▸ **EXERCISE MATERIAL**:
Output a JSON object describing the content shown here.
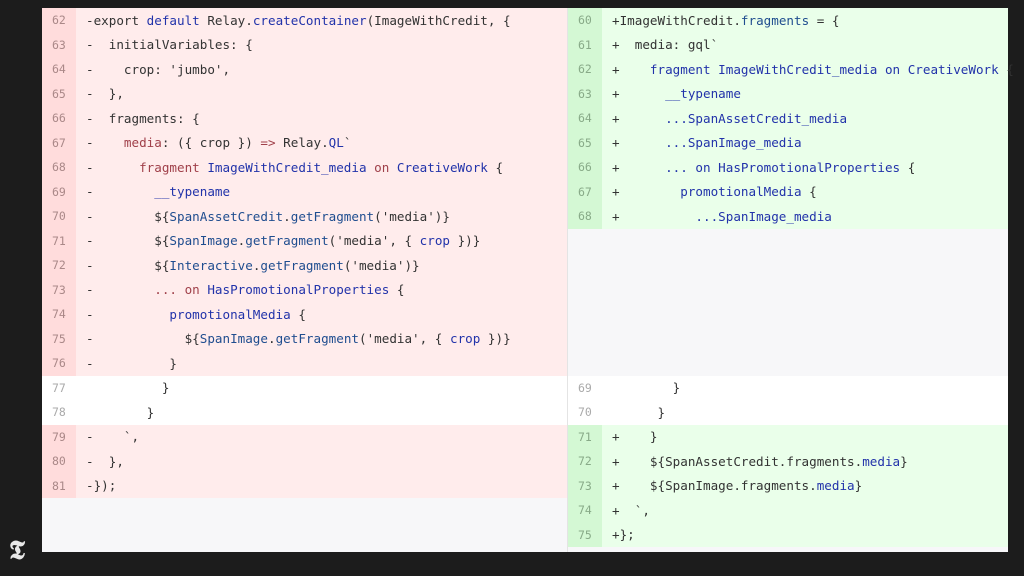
{
  "left": {
    "rows": [
      {
        "n": "62",
        "t": "del",
        "segs": [
          [
            "-export ",
            ""
          ],
          [
            "default ",
            "b"
          ],
          [
            "Relay.",
            ""
          ],
          [
            "createContainer",
            "b"
          ],
          [
            "(ImageWithCredit, {",
            ""
          ]
        ]
      },
      {
        "n": "63",
        "t": "del",
        "segs": [
          [
            "-  initialVariables: {",
            ""
          ]
        ]
      },
      {
        "n": "64",
        "t": "del",
        "segs": [
          [
            "-    crop: 'jumbo',",
            ""
          ]
        ]
      },
      {
        "n": "65",
        "t": "del",
        "segs": [
          [
            "-  },",
            ""
          ]
        ]
      },
      {
        "n": "66",
        "t": "del",
        "segs": [
          [
            "-  fragments: {",
            ""
          ]
        ]
      },
      {
        "n": "67",
        "t": "del",
        "segs": [
          [
            "-    ",
            ""
          ],
          [
            "media",
            "k"
          ],
          [
            ": ({ crop }) ",
            ""
          ],
          [
            "=>",
            "k"
          ],
          [
            " Relay.",
            ""
          ],
          [
            "QL",
            "b"
          ],
          [
            "`",
            ""
          ]
        ]
      },
      {
        "n": "68",
        "t": "del",
        "segs": [
          [
            "-      ",
            ""
          ],
          [
            "fragment ",
            "k"
          ],
          [
            "ImageWithCredit_media ",
            "b"
          ],
          [
            "on ",
            "k"
          ],
          [
            "CreativeWork",
            "b"
          ],
          [
            " {",
            ""
          ]
        ]
      },
      {
        "n": "69",
        "t": "del",
        "segs": [
          [
            "-        ",
            ""
          ],
          [
            "__typename",
            "b"
          ]
        ]
      },
      {
        "n": "70",
        "t": "del",
        "segs": [
          [
            "-        ${",
            ""
          ],
          [
            "SpanAssetCredit",
            "s"
          ],
          [
            ".",
            ""
          ],
          [
            "getFragment",
            "s"
          ],
          [
            "('media')}",
            ""
          ]
        ]
      },
      {
        "n": "71",
        "t": "del",
        "segs": [
          [
            "-        ${",
            ""
          ],
          [
            "SpanImage",
            "s"
          ],
          [
            ".",
            ""
          ],
          [
            "getFragment",
            "s"
          ],
          [
            "('media', { ",
            ""
          ],
          [
            "crop",
            "b"
          ],
          [
            " })}",
            ""
          ]
        ]
      },
      {
        "n": "72",
        "t": "del",
        "segs": [
          [
            "-        ${",
            ""
          ],
          [
            "Interactive",
            "s"
          ],
          [
            ".",
            ""
          ],
          [
            "getFragment",
            "s"
          ],
          [
            "('media')}",
            ""
          ]
        ]
      },
      {
        "n": "73",
        "t": "del",
        "segs": [
          [
            "-        ",
            ""
          ],
          [
            "... on ",
            "k"
          ],
          [
            "HasPromotionalProperties",
            "b"
          ],
          [
            " {",
            ""
          ]
        ]
      },
      {
        "n": "74",
        "t": "del",
        "segs": [
          [
            "-          ",
            ""
          ],
          [
            "promotionalMedia",
            "b"
          ],
          [
            " {",
            ""
          ]
        ]
      },
      {
        "n": "75",
        "t": "del",
        "segs": [
          [
            "-            ${",
            ""
          ],
          [
            "SpanImage",
            "s"
          ],
          [
            ".",
            ""
          ],
          [
            "getFragment",
            "s"
          ],
          [
            "('media', { ",
            ""
          ],
          [
            "crop",
            "b"
          ],
          [
            " })}",
            ""
          ]
        ]
      },
      {
        "n": "76",
        "t": "del",
        "segs": [
          [
            "-          }",
            ""
          ]
        ]
      },
      {
        "n": "77",
        "t": "ctx",
        "segs": [
          [
            "          }",
            ""
          ]
        ]
      },
      {
        "n": "78",
        "t": "ctx",
        "segs": [
          [
            "        }",
            ""
          ]
        ]
      },
      {
        "n": "79",
        "t": "del",
        "segs": [
          [
            "-    `,",
            ""
          ]
        ]
      },
      {
        "n": "80",
        "t": "del",
        "segs": [
          [
            "-  },",
            ""
          ]
        ]
      },
      {
        "n": "81",
        "t": "del",
        "segs": [
          [
            "-});",
            ""
          ]
        ]
      }
    ]
  },
  "right": {
    "rows": [
      {
        "n": "60",
        "t": "add",
        "segs": [
          [
            "+ImageWithCredit.",
            ""
          ],
          [
            "fragments",
            "s"
          ],
          [
            " = {",
            ""
          ]
        ]
      },
      {
        "n": "61",
        "t": "add",
        "segs": [
          [
            "+  media: gql`",
            ""
          ]
        ]
      },
      {
        "n": "62",
        "t": "add",
        "segs": [
          [
            "+    ",
            ""
          ],
          [
            "fragment ImageWithCredit_media on CreativeWork",
            "b"
          ],
          [
            " {",
            ""
          ]
        ]
      },
      {
        "n": "63",
        "t": "add",
        "segs": [
          [
            "+      ",
            ""
          ],
          [
            "__typename",
            "b"
          ]
        ]
      },
      {
        "n": "64",
        "t": "add",
        "segs": [
          [
            "+      ",
            ""
          ],
          [
            "...SpanAssetCredit_media",
            "b"
          ]
        ]
      },
      {
        "n": "65",
        "t": "add",
        "segs": [
          [
            "+      ",
            ""
          ],
          [
            "...SpanImage_media",
            "b"
          ]
        ]
      },
      {
        "n": "66",
        "t": "add",
        "segs": [
          [
            "+      ",
            ""
          ],
          [
            "... on HasPromotionalProperties",
            "b"
          ],
          [
            " {",
            ""
          ]
        ]
      },
      {
        "n": "67",
        "t": "add",
        "segs": [
          [
            "+        ",
            ""
          ],
          [
            "promotionalMedia",
            "b"
          ],
          [
            " {",
            ""
          ]
        ]
      },
      {
        "n": "68",
        "t": "add",
        "segs": [
          [
            "+          ",
            ""
          ],
          [
            "...SpanImage_media",
            "b"
          ]
        ]
      },
      {
        "n": "",
        "t": "empty",
        "segs": []
      },
      {
        "n": "",
        "t": "empty",
        "segs": []
      },
      {
        "n": "",
        "t": "empty",
        "segs": []
      },
      {
        "n": "",
        "t": "empty",
        "segs": []
      },
      {
        "n": "",
        "t": "empty",
        "segs": []
      },
      {
        "n": "",
        "t": "empty",
        "segs": []
      },
      {
        "n": "69",
        "t": "ctx",
        "segs": [
          [
            "        }",
            ""
          ]
        ]
      },
      {
        "n": "70",
        "t": "ctx",
        "segs": [
          [
            "      }",
            ""
          ]
        ]
      },
      {
        "n": "71",
        "t": "add",
        "segs": [
          [
            "+    }",
            ""
          ]
        ]
      },
      {
        "n": "72",
        "t": "add",
        "segs": [
          [
            "+    ${SpanAssetCredit.fragments.",
            ""
          ],
          [
            "media",
            "b"
          ],
          [
            "}",
            ""
          ]
        ]
      },
      {
        "n": "73",
        "t": "add",
        "segs": [
          [
            "+    ${SpanImage.fragments.",
            ""
          ],
          [
            "media",
            "b"
          ],
          [
            "}",
            ""
          ]
        ]
      },
      {
        "n": "74",
        "t": "add",
        "segs": [
          [
            "+  `,",
            ""
          ]
        ]
      },
      {
        "n": "75",
        "t": "add",
        "segs": [
          [
            "+};",
            ""
          ]
        ]
      }
    ]
  },
  "colors": {
    "deleted_bg": "#ffecec",
    "added_bg": "#eaffea",
    "keyword": "#a0404a",
    "identifier": "#2233aa"
  },
  "logo": {
    "glyph": "𝕿",
    "icon": "nyt-logo-icon"
  }
}
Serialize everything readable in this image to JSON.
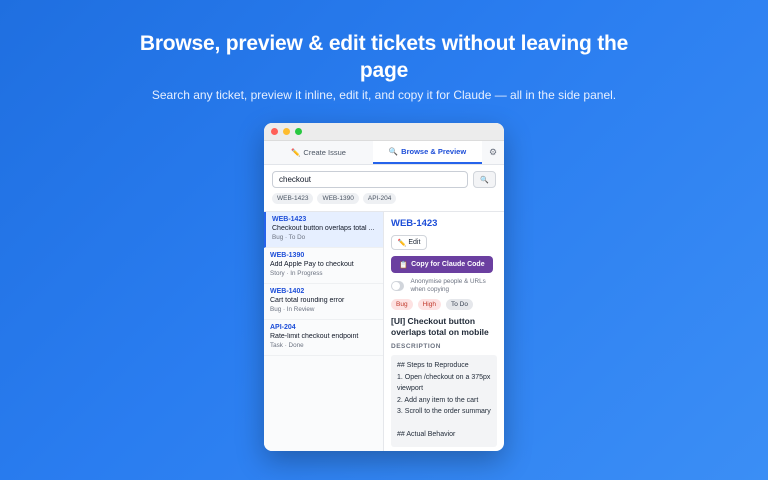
{
  "hero": {
    "title": "Browse, preview & edit tickets without leaving the page",
    "subtitle": "Search any ticket, preview it inline, edit it, and copy it for Claude — all in the side panel."
  },
  "window": {
    "traffic_lights": [
      "#ff5f57",
      "#febc2e",
      "#28c840"
    ]
  },
  "tabs": {
    "create": {
      "icon": "pencil-icon",
      "glyph": "✏️",
      "label": "Create Issue"
    },
    "browse": {
      "icon": "search-icon",
      "glyph": "🔍",
      "label": "Browse & Preview"
    },
    "settings": {
      "icon": "gear-icon",
      "glyph": "⚙"
    }
  },
  "search": {
    "value": "checkout",
    "button_glyph": "🔍"
  },
  "recent_chips": [
    "WEB-1423",
    "WEB-1390",
    "API-204"
  ],
  "tickets": [
    {
      "key": "WEB-1423",
      "title": "Checkout button overlaps total ...",
      "meta": "Bug · To Do"
    },
    {
      "key": "WEB-1390",
      "title": "Add Apple Pay to checkout",
      "meta": "Story · In Progress"
    },
    {
      "key": "WEB-1402",
      "title": "Cart total rounding error",
      "meta": "Bug · In Review"
    },
    {
      "key": "API-204",
      "title": "Rate-limit checkout endpoint",
      "meta": "Task · Done"
    }
  ],
  "detail": {
    "key": "WEB-1423",
    "edit_label": "Edit",
    "edit_glyph": "✏️",
    "copy_label": "Copy for Claude Code",
    "copy_glyph": "📋",
    "anon_label": "Anonymise people & URLs when copying",
    "badges": {
      "type": "Bug",
      "priority": "High",
      "status": "To Do"
    },
    "title": "[UI] Checkout button overlaps total on mobile",
    "description_label": "DESCRIPTION",
    "description_lines": [
      "## Steps to Reproduce",
      "1. Open /checkout on a 375px viewport",
      "2. Add any item to the cart",
      "3. Scroll to the order summary",
      "",
      "## Actual Behavior"
    ]
  },
  "colors": {
    "accent": "#2563eb",
    "copy_button": "#6b3fa0"
  }
}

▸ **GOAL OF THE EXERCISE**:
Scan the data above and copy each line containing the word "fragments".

▸ **PROBLEM SOLUTION**:
            "-  fragments: {",
            "fragments",
            "+    ${SpanAssetCredit.fragments.",
            "+    ${SpanImage.fragments.",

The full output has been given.